    And THAT feeling is what may have the movie industry jumping for joy in a time of economic hardship. A movie experience like "Coraline" in 3D, or "Avatar" in 3D on a giant IMAX screen, cannot be duplicated at home, unless you are rich, which no American is anymore. You HAVE to get up and go see "Avatar" at the theater if you really want to SEE it. Seeing James Cameron’s movie in 2D at home on your TV (or a digital copy you stole online and watched on your laptop) means you aren’t watching the same movie. And most people are probably willing to pay the difference.

    After all, going to a movie is still much cheaper than going to a Broadway show. A movie like "Avatar" could, in theory, play in 3D theaters for an incredibly long run, into March and beyond (the last movie to do that was, of course, "Titanic"). Rather than collapse the DVD release process, you could make the case that something like "Avatar" should NEVER released in a home-viewing format. Why, the film could have its OWN theaters! There could be groupies who make the pilgrimage to see it every year! YOU COULD TAKE YOUR GERMAN AUNT WHEN SHE COMES TO TOWN!

    So, a scant four years after little "Bubble" was supposed to rock Hollywood, the film industry may have just found a solution that keeps them in business, and keeps people going to theaters, for a very, very long time.

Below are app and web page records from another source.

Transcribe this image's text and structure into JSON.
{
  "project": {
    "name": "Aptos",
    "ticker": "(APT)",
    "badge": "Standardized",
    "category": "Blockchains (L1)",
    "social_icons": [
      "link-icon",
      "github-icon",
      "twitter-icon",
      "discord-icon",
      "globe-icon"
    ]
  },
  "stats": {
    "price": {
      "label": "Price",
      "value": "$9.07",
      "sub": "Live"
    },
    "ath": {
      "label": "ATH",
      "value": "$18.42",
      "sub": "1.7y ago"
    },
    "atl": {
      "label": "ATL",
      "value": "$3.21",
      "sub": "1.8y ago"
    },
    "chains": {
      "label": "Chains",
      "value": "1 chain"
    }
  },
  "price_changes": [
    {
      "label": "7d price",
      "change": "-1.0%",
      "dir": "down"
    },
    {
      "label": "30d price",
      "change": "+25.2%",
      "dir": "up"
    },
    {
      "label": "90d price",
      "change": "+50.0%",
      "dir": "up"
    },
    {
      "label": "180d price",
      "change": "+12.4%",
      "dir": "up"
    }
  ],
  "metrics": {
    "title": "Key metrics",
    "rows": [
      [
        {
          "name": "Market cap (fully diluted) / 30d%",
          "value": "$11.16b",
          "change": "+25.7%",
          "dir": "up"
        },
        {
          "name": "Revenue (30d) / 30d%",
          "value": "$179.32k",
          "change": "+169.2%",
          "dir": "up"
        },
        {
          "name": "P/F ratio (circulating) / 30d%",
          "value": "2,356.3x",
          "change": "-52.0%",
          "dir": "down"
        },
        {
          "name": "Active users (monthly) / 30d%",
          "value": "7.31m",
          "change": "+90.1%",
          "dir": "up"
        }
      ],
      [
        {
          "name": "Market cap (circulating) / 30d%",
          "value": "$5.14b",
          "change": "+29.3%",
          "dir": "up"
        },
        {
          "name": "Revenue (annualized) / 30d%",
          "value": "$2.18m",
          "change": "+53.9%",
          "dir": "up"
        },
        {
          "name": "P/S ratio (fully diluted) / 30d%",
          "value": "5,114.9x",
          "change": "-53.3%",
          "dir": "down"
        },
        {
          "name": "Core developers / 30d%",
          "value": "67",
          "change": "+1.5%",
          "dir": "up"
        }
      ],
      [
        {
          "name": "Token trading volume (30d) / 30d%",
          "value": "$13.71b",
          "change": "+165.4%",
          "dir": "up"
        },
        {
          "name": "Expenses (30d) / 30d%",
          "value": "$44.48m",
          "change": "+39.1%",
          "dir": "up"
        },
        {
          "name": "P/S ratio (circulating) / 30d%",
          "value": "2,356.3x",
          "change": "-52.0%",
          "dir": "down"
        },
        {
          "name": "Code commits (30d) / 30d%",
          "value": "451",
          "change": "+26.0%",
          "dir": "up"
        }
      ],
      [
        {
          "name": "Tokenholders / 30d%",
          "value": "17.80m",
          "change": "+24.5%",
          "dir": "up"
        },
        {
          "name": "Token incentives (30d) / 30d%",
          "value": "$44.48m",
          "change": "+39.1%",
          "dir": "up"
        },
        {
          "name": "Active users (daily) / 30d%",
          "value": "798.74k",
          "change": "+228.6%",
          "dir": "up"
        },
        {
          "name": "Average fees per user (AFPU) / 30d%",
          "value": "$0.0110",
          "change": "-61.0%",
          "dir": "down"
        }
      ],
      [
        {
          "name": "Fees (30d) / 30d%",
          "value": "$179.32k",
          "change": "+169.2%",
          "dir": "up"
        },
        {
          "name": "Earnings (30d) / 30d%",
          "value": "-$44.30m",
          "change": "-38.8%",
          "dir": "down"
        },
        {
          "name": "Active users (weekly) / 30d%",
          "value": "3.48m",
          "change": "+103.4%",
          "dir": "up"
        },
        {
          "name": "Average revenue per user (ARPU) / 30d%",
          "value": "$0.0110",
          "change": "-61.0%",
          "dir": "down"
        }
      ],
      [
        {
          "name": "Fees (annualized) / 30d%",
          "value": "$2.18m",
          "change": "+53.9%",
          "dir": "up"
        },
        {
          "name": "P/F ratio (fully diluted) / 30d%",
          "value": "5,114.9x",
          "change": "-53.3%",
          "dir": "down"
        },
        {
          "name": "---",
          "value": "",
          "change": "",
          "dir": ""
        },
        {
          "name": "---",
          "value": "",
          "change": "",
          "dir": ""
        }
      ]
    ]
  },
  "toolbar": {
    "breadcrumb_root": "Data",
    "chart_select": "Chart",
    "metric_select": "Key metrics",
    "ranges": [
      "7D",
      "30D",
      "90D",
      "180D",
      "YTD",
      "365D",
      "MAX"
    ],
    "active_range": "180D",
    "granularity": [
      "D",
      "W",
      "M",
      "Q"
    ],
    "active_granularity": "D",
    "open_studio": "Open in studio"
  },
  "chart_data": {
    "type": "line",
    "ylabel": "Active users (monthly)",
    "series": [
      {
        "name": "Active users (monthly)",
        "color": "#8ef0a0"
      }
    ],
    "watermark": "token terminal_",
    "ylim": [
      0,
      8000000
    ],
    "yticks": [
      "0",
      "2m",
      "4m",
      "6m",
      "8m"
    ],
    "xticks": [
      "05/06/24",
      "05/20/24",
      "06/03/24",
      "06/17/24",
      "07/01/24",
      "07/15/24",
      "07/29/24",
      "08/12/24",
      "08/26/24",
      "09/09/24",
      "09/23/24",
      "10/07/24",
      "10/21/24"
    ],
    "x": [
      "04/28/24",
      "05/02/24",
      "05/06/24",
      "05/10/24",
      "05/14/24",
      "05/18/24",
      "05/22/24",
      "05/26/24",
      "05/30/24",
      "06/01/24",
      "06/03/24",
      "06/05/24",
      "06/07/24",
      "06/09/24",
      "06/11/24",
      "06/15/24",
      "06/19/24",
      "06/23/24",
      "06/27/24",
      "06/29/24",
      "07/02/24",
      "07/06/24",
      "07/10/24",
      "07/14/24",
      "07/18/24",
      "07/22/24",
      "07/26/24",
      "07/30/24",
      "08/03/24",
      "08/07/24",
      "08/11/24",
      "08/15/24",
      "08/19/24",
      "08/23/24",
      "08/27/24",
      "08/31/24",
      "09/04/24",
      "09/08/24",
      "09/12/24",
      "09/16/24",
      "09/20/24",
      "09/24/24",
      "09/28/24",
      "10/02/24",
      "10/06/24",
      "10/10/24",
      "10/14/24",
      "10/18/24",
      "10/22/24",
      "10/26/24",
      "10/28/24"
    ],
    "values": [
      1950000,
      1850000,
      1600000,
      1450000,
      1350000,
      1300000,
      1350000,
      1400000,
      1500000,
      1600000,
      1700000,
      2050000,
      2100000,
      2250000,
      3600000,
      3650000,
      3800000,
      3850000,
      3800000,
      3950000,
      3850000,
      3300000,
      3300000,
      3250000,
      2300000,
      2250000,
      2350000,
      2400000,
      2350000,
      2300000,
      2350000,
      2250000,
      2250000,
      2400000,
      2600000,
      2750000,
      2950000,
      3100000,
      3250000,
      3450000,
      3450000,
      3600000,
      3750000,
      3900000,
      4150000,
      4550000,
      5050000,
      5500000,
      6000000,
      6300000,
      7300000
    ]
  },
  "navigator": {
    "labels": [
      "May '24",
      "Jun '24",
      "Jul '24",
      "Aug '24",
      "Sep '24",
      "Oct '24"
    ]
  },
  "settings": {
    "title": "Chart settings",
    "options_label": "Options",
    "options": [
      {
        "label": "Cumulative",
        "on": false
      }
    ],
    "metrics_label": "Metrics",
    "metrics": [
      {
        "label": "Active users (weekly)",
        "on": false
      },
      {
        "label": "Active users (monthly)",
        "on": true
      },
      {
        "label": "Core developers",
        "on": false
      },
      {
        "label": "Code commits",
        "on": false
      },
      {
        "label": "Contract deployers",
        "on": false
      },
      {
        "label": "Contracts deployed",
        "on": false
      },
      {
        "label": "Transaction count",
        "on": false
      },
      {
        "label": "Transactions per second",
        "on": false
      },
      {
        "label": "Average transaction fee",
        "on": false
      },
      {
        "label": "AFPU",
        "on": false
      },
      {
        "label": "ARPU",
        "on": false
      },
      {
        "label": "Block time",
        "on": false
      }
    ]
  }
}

    (NOTE: Last week I speculated that "Avatar" could be one of history’s biggest flops. I regret the massive error. That movie is going to crush all in its path.)